    If this is what you will do with Connectivism, "connectivism might need to be modified, restricted, mediated and scaffolded" -- then it isn't what it purports to be anymore. And then it sounds like what I have long suspected it is: a shill for a new form of digital collectivism with communist traits of control and restriction.

    I totally reject the notion of "unfairness" in a free forums where anyone is entitled to start a thread and express themselves. The comparison to Italian politics suggests that the speakers is in a minority in Italy and doesn't like his present government -- but then the problem becomes not just that one loud president, but all those who vote for him and support him, and finding ways to persuade them, rather than imaging that if only one person were removed from the scene, everything would be fine.

    Prokofy/Catherine Fitzpatrick

    ReplyDelete
  9. Back to educational iatrogenesis; where educational intent is to create greater rather than lesser freedom, then sadly, if it creates lesser freedom and increases ignorance, then I believe it to be aptly named.

    BTW: In medical iatrogenesis it is not always worse than the treatment:
    Australia adverse event rate of 16.6 percent; the United Kingdom a 10.8 percent rate; and New Zealand a 12.9 percent rate of hospitalised patients. (It is important to note the American study excluded adverse events if they did not result in patient harm. The British, Australian and New Zealand studies included all documented adverse events.)
    Worth noting here is what's documented. A lot goes wrong which is not documented. But at least in health it is considered. And with regard to the NZ study the data suggests 1500 deaths per year are caused by preventable adverse events.

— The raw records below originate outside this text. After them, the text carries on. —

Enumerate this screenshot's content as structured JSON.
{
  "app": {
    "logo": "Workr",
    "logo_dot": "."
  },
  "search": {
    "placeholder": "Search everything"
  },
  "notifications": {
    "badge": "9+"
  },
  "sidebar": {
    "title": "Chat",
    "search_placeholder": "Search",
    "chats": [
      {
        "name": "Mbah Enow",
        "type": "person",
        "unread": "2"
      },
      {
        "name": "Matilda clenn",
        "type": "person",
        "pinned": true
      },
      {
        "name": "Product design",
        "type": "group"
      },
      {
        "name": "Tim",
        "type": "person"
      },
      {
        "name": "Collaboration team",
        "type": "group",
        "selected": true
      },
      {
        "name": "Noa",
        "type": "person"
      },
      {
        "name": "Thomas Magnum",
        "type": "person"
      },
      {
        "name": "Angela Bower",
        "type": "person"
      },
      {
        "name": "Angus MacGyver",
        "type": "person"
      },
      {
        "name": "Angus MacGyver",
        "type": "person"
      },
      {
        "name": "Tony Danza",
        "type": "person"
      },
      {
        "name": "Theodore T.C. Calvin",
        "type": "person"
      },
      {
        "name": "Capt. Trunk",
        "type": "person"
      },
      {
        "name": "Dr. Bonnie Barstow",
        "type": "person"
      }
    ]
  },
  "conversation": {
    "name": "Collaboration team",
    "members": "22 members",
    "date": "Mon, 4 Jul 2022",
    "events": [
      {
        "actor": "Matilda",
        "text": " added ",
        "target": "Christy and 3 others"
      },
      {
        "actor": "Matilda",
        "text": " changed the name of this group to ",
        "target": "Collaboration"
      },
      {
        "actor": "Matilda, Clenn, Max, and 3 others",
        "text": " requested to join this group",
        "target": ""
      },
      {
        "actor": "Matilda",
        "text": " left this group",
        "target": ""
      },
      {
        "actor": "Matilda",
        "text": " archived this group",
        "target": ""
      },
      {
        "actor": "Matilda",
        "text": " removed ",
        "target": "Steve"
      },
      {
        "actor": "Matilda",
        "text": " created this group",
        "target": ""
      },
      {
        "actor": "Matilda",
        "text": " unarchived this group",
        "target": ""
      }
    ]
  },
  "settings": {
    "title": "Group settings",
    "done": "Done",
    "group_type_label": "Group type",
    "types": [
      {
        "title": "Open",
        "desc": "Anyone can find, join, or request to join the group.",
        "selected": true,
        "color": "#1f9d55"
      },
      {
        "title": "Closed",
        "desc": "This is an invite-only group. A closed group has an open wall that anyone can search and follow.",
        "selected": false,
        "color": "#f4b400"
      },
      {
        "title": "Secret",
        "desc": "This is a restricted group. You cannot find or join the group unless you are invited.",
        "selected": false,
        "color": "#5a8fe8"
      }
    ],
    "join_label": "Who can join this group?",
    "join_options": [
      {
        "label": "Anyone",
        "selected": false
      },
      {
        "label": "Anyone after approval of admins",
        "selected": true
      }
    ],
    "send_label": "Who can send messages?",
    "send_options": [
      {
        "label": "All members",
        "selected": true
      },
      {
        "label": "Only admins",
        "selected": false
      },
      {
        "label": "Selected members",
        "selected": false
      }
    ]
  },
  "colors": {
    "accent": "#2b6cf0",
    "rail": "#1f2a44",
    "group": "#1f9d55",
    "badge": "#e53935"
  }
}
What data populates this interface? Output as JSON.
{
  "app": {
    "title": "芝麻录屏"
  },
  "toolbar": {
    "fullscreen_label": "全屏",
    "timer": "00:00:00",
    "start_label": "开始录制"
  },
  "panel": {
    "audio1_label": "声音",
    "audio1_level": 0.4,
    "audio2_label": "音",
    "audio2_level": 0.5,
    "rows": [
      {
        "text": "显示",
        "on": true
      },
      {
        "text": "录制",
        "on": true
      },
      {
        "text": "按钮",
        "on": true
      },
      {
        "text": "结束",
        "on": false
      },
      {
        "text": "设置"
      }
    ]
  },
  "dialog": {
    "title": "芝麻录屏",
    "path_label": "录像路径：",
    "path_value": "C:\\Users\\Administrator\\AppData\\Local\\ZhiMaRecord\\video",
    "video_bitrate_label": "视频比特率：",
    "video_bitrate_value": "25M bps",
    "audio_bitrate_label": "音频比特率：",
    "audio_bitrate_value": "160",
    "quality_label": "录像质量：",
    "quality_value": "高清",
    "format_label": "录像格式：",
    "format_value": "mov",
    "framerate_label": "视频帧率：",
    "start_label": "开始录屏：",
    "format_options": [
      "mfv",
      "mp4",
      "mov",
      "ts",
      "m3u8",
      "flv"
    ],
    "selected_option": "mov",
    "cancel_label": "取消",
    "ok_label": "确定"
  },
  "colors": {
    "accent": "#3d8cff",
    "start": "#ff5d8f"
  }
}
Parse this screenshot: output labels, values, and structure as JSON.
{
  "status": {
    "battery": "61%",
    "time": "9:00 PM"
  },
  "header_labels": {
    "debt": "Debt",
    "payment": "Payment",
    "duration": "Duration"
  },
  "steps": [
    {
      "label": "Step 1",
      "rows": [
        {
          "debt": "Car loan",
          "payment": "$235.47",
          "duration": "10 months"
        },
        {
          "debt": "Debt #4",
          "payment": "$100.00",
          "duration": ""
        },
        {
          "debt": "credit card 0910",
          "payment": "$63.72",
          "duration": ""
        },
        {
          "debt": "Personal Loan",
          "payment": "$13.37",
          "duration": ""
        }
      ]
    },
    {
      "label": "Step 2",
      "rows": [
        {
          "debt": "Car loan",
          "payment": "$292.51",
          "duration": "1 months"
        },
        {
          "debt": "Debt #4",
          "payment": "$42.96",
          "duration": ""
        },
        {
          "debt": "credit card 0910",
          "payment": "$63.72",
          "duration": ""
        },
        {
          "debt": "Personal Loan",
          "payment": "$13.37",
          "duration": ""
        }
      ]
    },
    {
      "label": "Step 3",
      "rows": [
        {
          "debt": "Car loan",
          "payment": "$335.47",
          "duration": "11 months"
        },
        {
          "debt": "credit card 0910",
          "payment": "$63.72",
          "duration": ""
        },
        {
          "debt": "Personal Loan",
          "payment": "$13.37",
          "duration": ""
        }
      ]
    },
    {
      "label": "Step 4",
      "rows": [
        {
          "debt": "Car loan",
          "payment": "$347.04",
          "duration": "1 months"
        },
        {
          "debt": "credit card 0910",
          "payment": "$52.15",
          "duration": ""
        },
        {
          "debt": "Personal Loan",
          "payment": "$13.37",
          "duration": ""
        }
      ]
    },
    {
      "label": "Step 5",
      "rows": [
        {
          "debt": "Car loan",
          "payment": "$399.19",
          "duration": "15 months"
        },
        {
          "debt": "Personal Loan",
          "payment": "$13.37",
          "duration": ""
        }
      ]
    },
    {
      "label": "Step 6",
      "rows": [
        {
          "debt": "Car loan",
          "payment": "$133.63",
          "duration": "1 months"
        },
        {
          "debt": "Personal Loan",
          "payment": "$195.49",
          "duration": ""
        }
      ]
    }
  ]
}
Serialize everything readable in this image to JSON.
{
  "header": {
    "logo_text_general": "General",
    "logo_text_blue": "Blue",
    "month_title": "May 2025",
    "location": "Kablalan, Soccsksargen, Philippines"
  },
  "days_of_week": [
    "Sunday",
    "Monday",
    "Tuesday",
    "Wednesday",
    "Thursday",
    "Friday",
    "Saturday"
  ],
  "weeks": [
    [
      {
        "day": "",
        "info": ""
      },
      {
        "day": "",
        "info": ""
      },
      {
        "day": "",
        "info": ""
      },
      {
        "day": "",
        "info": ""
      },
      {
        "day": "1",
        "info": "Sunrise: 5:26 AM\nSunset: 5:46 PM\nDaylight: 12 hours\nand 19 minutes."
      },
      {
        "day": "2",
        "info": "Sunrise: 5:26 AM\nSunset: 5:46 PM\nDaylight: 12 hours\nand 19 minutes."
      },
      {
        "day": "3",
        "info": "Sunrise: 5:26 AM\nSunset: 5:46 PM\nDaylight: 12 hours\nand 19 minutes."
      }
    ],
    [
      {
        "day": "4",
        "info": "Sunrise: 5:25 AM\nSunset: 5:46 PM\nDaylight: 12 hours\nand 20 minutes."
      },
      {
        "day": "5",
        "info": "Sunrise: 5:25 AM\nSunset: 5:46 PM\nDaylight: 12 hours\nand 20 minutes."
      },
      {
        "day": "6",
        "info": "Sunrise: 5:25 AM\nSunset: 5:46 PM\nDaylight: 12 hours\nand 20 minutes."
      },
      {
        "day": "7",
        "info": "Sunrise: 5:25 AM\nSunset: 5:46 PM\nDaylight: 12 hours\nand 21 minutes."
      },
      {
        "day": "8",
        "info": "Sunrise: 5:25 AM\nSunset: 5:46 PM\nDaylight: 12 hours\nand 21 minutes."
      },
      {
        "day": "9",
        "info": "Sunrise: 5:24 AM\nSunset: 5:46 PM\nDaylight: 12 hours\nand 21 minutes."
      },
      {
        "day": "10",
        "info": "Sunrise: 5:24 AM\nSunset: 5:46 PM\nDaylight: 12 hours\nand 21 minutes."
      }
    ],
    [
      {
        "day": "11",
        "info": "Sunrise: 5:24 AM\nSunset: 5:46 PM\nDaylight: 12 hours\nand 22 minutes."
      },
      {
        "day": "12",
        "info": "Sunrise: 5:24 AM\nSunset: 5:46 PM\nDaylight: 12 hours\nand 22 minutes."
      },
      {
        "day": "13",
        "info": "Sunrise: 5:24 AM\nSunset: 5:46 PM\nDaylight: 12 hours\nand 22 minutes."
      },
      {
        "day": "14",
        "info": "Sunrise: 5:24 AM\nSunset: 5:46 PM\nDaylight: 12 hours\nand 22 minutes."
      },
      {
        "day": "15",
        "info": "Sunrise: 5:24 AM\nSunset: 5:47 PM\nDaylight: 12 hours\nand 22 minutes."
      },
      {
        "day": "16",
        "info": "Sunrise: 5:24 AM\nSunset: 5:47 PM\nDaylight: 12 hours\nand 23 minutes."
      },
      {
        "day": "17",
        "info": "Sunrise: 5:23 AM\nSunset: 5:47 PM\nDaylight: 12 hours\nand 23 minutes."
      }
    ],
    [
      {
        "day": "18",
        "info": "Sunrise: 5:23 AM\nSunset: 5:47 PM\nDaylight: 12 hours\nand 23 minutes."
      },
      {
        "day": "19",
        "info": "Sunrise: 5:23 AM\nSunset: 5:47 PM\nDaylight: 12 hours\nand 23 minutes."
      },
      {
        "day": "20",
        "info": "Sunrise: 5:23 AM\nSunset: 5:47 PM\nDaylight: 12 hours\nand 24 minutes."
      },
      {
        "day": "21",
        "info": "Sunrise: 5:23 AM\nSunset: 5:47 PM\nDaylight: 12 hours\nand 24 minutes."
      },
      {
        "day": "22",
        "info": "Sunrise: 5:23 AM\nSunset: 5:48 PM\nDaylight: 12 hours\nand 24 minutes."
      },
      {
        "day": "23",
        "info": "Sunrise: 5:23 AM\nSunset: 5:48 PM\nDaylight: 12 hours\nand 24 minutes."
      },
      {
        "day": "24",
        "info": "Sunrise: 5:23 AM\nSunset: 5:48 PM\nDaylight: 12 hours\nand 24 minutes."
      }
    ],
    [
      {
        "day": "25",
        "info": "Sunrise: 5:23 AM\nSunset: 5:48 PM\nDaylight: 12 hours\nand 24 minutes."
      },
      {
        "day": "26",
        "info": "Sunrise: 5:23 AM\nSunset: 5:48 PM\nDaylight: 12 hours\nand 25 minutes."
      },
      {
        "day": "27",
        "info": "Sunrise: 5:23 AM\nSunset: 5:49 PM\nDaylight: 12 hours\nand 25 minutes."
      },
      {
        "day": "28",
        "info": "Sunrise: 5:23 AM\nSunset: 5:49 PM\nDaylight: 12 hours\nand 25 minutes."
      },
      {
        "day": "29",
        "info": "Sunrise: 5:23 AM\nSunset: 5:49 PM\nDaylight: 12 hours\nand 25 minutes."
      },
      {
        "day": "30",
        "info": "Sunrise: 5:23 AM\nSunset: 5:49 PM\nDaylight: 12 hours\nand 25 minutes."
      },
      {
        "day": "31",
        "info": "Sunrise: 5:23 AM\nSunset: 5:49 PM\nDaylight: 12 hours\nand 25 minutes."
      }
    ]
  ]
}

    In education, I am arguing that harm done could/should also be considered.
    There is bullying both top down and horizontal.
    And, if education is for greater freedom, what processes detract from this?

    A valid argument here would be considering the ethical dilemma posed in respecting autonomy versus creating autonomy. Having freedom of expression is one thing, being able to do this in a way that does not harm others is another.

    In my current frame of reference, the CCK08 course involving networks and courses i will be involved in in 2009, I am arguing that for a network set up for a specific task, learning, sharing ideas, developing thinking.... that people should adhere, be made to adhere, to rules for engagement rather than be assumed as being competent.

    Such rules might include not dominating, not name calling, using verifiable data, and producing sound arguments.

    I am not suggesting an absence of dissent.

    ReplyDelete
  10. Data on medical iatrogenesis from
    Davis, P., Lay-Yee, R., Briant, R., Ali, W., Scott, A. & Schug, S. (2002). Adverse events in New Zealand public hospitals I: occurrence and impact. Journal of the New Zealand Medical Association, 13-December-2002, 115 (1167). Retrieved February 2007, from http://www.nzma.org.nz/journal/115-1167/271/
    Evans, S. (2007). Silence Kills. Kai tiaki Nursing New Zealand 13(3), pp 16-19.

    ReplyDelete